The Council of Europe Advisory Committee on the Framework Convention for the Protection of National Minorities (FCNM) published today its new Opinions on Armenia and Republic of Moldova, assessing the progress over the past years and giving recommendations for the government.
In Armenia, the Council of Europe body said, a climate of tolerance and dialogue between the majority population and national minority groups generally prevails. It is commendable, the report said, that in spite of economic difficulties, Armenia admitted more than 20,000 people, mainly of Armenian and Assyrian descent fleeing the conflict in Syria.
However, more effort is required to ensure full access to education for all, especially children of the Yezidi national minority where school drop-out rates remain high; and to criminalise forced early marriages conducted under pressure or abuse – the tradition that undermines the chances of girls to complete the compulsory 12-year education cycle. Among other recommendations is introducing a possibility to declare multiple ethnic affiliations in censuses, as well as making racial hatred and other hate motives an aggravating circumstance for all crimes.

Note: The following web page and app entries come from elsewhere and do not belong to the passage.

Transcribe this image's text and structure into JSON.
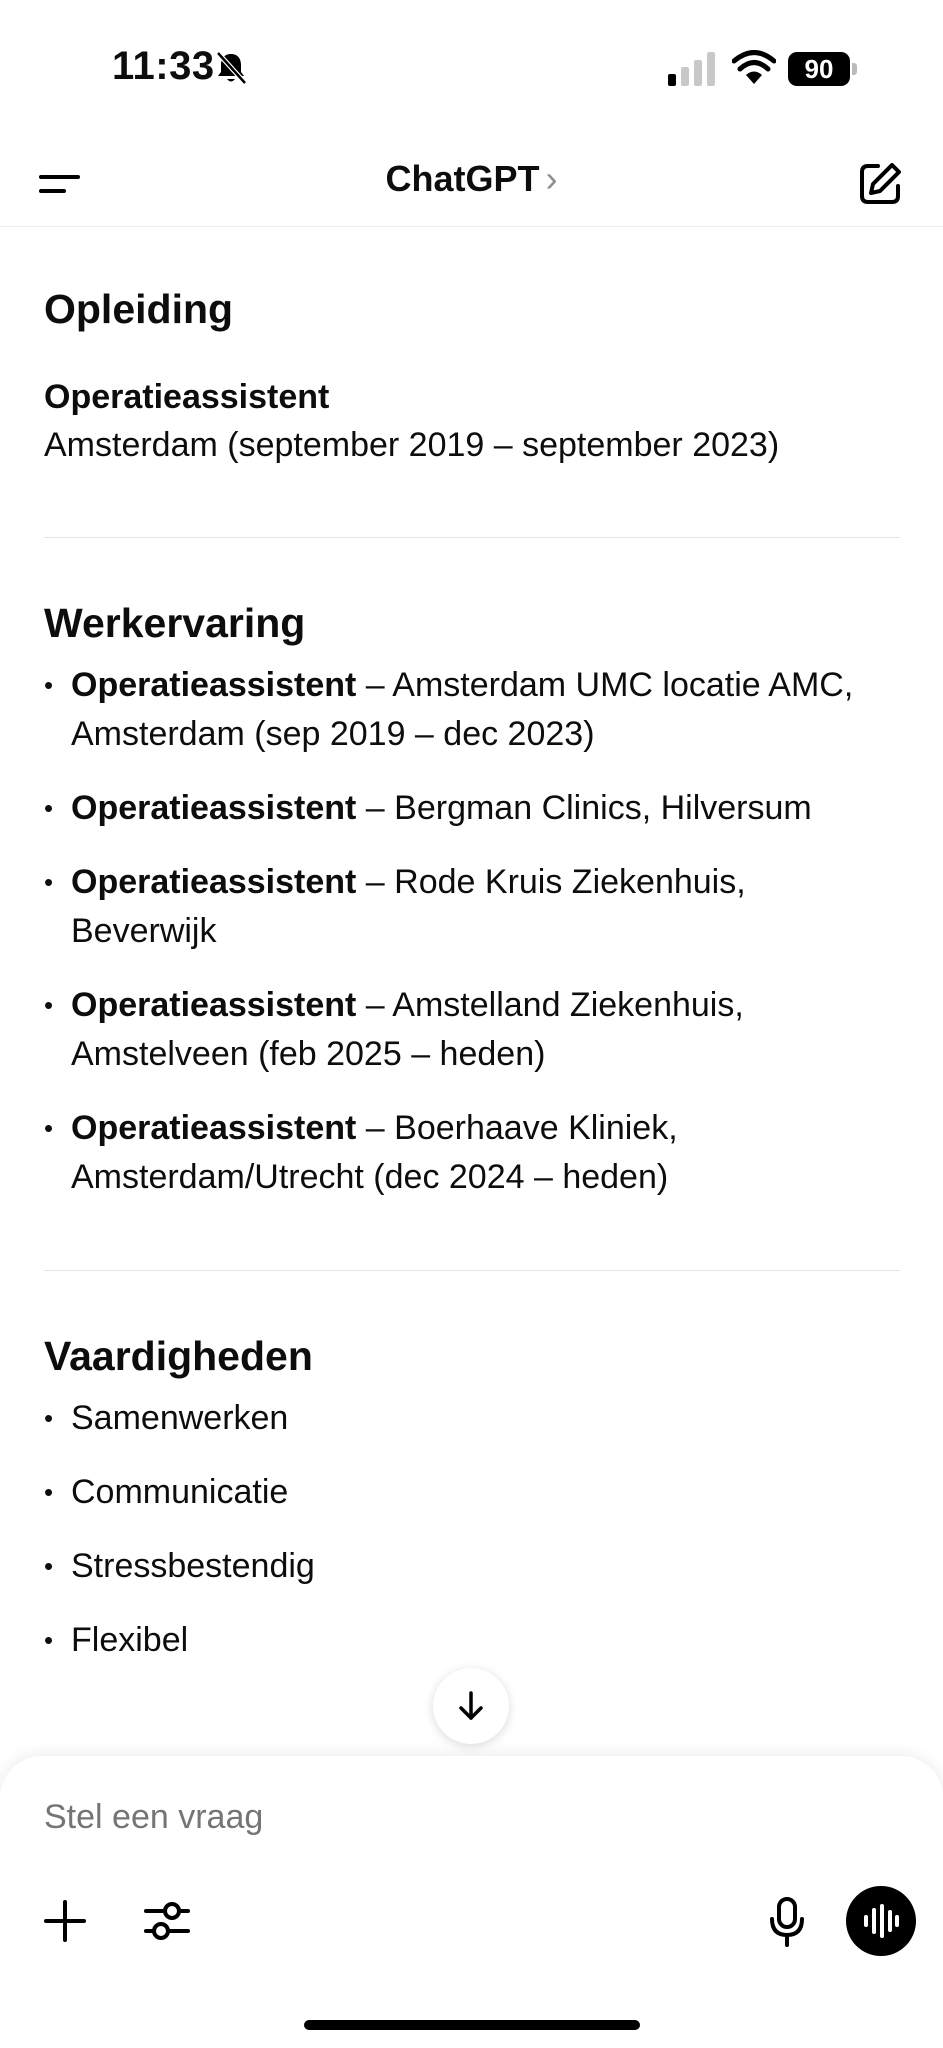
{
  "status_bar": {
    "time": "11:33",
    "battery": "90"
  },
  "header": {
    "title": "ChatGPT",
    "chevron": "›"
  },
  "sections": {
    "opleiding": {
      "heading": "Opleiding",
      "title": "Operatieassistent",
      "detail": "Amsterdam (september 2019 – september 2023)"
    },
    "werkervaring": {
      "heading": "Werkervaring",
      "items": [
        {
          "role": "Operatieassistent",
          "detail": " – Amsterdam UMC locatie AMC, Amsterdam (sep 2019 – dec 2023)"
        },
        {
          "role": "Operatieassistent",
          "detail": " – Bergman Clinics, Hilversum"
        },
        {
          "role": "Operatieassistent",
          "detail": " – Rode Kruis Ziekenhuis, Beverwijk"
        },
        {
          "role": "Operatieassistent",
          "detail": " – Amstelland Ziekenhuis, Amstelveen (feb 2025 – heden)"
        },
        {
          "role": "Operatieassistent",
          "detail": " – Boerhaave Kliniek, Amsterdam/Utrecht (dec 2024 – heden)"
        }
      ]
    },
    "vaardigheden": {
      "heading": "Vaardigheden",
      "items": [
        "Samenwerken",
        "Communicatie",
        "Stressbestendig",
        "Flexibel"
      ]
    }
  },
  "composer": {
    "placeholder": "Stel een vraag"
  },
  "icons": {
    "menu": "menu-icon",
    "compose": "compose-icon",
    "scroll": "arrow-down-icon",
    "plus": "plus-icon",
    "tools": "sliders-icon",
    "mic": "microphone-icon",
    "voice": "voice-waveform-icon"
  },
  "colors": {
    "text": "#0d0d0d",
    "placeholder": "#9b9b9b",
    "divider": "#e5e5e5",
    "voice_button": "#000000"
  }
}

In its Opinion on Republic of Moldova, the Council of Europe body calls on the authorities to put in place a long-term strategy to promote a civic identity that is inclusive and firmly based on respect for ethnic and linguistic diversity. While acknowledging the commitment by the Moldovan authorities to the protection of the rights of persons belonging to national minorities, enhancing their language proficiency, and introducing legal and institutional improvements, stigmatisation of and discrimination against Roma and other minorities persist in the society.
The Council of Europe experts recommend promoting the use of minority languages and broadcast and print media in such languages in Republic of Moldova, enhancing access to quality training in state language; ensuring inclusive participation in all decision-making processes; and making sure that persons belonging to national minorities have their personal names officially recognized in the minority languages, including in identity documents.